The Free Press and MPR News
MANKATO — The nine counties in south-central Minnesota combined for fewer new COVID-19 cases during the last week, despite a big uptick Friday amid record-breaking case counts statewide.
Weekly case totals have dropped in the south-central Minnesota region for several weeks in a row, according to the Minnesota Department of Health. The counties had 335 total new cases from Oct. 10-16, compared to 356, 490 and 548 over the previous three weeks.
South-central Minnesota’s rate of tests coming back positive also dropped from 7.4% to 3.4% over a similar time period.
The lower positivity rate is for the week that ended Wednesday, however, meaning it doesn’t factor in the big uptick in new cases Friday. Daily testing figures aren’t available at a county level so it’s unclear how much testing happened in the region Thursday.
In contrast to the more encouraging weekly numbers in south-central Minnesota, the statewide picture was especially grim Friday. Another 13 confirmed COVID deaths meant the state had its highest three-day death toll, 61, since early June.
Daily confirmed cases leaped to a new single-day record — nearly 2,300, although results came on the heels of record testing.
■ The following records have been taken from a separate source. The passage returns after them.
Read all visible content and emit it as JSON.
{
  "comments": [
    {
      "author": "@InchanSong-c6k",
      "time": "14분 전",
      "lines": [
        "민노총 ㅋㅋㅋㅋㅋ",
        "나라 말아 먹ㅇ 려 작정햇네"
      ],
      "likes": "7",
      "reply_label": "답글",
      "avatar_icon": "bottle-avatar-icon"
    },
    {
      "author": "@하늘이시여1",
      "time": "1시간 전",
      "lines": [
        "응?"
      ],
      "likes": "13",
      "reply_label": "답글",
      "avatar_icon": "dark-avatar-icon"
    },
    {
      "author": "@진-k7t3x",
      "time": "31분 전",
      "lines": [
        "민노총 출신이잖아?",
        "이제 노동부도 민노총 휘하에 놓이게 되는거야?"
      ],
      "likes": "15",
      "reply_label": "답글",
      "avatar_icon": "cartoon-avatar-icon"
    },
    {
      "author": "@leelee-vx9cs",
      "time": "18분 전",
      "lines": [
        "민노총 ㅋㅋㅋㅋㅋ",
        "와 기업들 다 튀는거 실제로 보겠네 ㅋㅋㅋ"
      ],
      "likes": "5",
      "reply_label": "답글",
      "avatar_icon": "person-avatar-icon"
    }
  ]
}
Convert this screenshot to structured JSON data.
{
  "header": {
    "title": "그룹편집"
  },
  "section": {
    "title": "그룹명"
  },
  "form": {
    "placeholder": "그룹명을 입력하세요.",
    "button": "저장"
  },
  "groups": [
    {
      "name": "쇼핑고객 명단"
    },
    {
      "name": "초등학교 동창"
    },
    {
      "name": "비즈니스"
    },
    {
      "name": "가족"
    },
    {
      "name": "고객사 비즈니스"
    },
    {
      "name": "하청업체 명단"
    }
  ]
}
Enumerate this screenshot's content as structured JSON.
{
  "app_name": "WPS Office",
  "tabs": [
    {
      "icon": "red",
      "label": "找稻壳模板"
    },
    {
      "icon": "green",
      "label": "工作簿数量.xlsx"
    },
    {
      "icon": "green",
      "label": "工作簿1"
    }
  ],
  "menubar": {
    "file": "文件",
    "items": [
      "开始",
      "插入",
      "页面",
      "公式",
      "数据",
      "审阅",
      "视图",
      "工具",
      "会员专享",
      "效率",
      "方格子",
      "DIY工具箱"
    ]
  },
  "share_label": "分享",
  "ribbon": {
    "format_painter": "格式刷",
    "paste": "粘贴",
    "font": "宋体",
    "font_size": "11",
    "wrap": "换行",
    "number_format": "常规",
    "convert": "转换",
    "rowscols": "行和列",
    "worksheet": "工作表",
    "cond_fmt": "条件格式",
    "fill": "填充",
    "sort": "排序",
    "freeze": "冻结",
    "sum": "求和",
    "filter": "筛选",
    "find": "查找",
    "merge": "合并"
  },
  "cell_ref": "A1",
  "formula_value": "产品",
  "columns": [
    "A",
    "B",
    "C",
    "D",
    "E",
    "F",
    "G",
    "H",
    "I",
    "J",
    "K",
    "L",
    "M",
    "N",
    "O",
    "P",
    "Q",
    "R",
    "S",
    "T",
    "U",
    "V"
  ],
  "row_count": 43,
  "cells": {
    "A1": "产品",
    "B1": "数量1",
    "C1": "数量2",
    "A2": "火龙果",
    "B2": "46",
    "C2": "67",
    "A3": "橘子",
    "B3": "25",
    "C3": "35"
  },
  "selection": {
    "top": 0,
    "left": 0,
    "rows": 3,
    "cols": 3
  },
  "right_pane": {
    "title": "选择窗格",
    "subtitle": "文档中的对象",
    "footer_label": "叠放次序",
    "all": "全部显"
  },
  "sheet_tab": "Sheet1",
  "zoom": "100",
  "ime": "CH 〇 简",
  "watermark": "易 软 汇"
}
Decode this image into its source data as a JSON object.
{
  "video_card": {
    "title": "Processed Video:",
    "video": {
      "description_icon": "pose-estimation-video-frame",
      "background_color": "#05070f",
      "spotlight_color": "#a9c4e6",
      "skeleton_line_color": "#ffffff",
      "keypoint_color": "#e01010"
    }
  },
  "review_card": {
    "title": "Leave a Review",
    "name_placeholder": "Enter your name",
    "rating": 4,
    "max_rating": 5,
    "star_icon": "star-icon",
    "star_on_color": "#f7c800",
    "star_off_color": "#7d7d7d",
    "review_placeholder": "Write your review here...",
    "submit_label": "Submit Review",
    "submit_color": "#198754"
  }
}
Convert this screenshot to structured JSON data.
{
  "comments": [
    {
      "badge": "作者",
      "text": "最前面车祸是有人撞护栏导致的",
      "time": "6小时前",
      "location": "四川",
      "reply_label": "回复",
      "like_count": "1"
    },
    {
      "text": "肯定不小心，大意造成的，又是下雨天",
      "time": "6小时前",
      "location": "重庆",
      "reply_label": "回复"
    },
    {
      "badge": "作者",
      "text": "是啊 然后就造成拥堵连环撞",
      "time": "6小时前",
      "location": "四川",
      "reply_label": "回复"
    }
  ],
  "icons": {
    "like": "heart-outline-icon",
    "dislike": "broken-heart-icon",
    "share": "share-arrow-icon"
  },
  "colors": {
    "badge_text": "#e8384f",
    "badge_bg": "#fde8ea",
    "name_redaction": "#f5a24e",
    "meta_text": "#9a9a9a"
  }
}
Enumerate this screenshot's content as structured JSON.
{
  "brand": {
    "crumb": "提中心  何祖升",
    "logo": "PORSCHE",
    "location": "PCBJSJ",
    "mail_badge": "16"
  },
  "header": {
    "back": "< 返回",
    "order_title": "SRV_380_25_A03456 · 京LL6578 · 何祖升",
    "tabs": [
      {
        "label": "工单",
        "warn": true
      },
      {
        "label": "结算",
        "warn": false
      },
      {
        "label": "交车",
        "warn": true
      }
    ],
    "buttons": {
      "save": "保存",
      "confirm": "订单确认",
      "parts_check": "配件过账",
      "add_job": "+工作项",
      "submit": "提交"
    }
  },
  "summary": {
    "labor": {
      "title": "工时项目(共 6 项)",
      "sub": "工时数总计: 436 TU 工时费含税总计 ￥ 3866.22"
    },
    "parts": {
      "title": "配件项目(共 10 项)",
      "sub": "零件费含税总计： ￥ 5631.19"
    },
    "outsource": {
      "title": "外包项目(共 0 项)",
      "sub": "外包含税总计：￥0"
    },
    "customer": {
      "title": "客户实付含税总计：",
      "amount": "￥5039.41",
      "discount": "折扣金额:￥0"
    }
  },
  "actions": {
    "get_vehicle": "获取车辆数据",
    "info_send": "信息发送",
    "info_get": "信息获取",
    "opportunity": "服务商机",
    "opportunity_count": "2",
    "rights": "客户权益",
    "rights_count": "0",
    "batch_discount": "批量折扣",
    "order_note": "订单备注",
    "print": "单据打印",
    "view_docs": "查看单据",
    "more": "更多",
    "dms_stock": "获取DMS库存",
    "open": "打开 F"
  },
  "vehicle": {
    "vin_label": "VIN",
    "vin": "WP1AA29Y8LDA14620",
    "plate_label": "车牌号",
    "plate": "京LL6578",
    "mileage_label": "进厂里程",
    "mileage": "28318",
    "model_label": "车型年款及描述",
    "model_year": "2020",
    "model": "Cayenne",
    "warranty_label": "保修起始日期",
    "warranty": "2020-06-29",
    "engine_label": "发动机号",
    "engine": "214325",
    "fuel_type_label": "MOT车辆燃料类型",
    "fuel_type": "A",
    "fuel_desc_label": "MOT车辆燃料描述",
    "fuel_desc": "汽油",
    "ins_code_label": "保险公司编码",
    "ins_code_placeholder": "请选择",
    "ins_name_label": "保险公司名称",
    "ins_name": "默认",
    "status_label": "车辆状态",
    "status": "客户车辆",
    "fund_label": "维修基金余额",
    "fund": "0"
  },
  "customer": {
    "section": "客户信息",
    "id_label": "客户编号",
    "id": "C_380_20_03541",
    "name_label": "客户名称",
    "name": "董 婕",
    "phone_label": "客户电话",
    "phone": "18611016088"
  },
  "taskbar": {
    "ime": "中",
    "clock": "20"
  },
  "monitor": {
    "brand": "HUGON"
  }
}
With COVID-19 case counts skyrocketing and deaths climbing, state public health leaders struck a decidedly somber tone Friday, pleading with Minnesotans to shoulder more personal responsibility to stem the spread of the disease.
Clearly frustrated by repeating the same advice for months, officials again implored people to wear masks in indoor public spaces, socially distance and take other measures to stem the spread even when gathering with family and friends.
There is a “steady, inexorable spread in communities across the state” from people who have the virus but don’t have symptoms, Minnesota Health Commissioner Jan Malcolm told reporters. “It’s just critical that people take this seriously … These are preventable illnesses.”
Her comments came hours after the health department posted the concerning statewide numbers.
“I’m very saddened and I’m deeply worried about today’s numbers, but I’m not surprised,” Malcolm said, noting that Minnesota’s surge is starting to look more like the rampant spread tearing through Wisconsin and the Dakotas.
Officials Friday ticked off a range of concerns about the current state of the pandemic, including uncontrolled spread in communities across Minnesota and the rising numbers of health care workers contracting the disease outside of their workplaces — workers that then become sidelined and temporarily unable to provide care for others.
“We are seeing COVID at high numbers across the state in multiple locations,” said Kris Ehresmann, the state’s infectious disease director, describing it as the “ripple effect” from cases in late summer and early fall that continued to spread and escalate into the fall.
Active, confirmed cases this week topped 10,000 and then rose again Friday to another record in the pandemic, part of a stretch that’s seen more than 1,000 cases a day in 12 of the last 16 days.
The newly reported deaths Friday raised Minnesota’s toll to 2,212. None of Friday’s confirmed deaths were in south-central Minnesota.
The overall drop in weekly cases in south-central Minnesota happened despite five of the nine counties having upticks compared to the week before. Blue Earth, Le Sueur, Brown, Sibley and Faribault counties had the upticks.
Drops in Nicollet, Waseca, Watonwan and Martin counties outweighed the increases elsewhere. The latter three were hotspots for the virus in recent weeks but have since trended downward.
Watonwan County had a positivity rate as high as 32% in June. Between Oct. 7-14, it had the fifth-lowest rate in the state at 1.5%.
Waseca County’s rate reached 33.1% about four weeks ago but was down to 8.9% over the last week. New weekly cases dropped from 192 to 49 over a similar span.
The outbreak at the women’s prison in Waseca is down to 22 active cases among staff and three among inmates.
Martin County had had a similar decline in new cases and positivity rates. After having 104 new cases four weeks ago, it had 32 over the last week.
Its positivity rate dropped from 18.1% to 2.4% over the similar timeline.
Le Sueur County had the biggest jump in new cases, rising from 31 to 55 over the last two weeks. It joined Faribault County in having three straight weeks of increasing positivity rates as well.
As for the regionwide jump in cases Friday, the nine counties combined for 117 new cases. Daily upticks had remained in the 18-31 range between Monday-Thursday.
The complete list of new cases in the area includes:
• Blue Earth County — 43
• Le Sueur County — 21
• Nicollet County — 14
• Martin County — Nine
• Waseca County — Eight
• Brown County — Eight
• Faribault County — Six
• Sibley County — Five
• Watonwan County — Three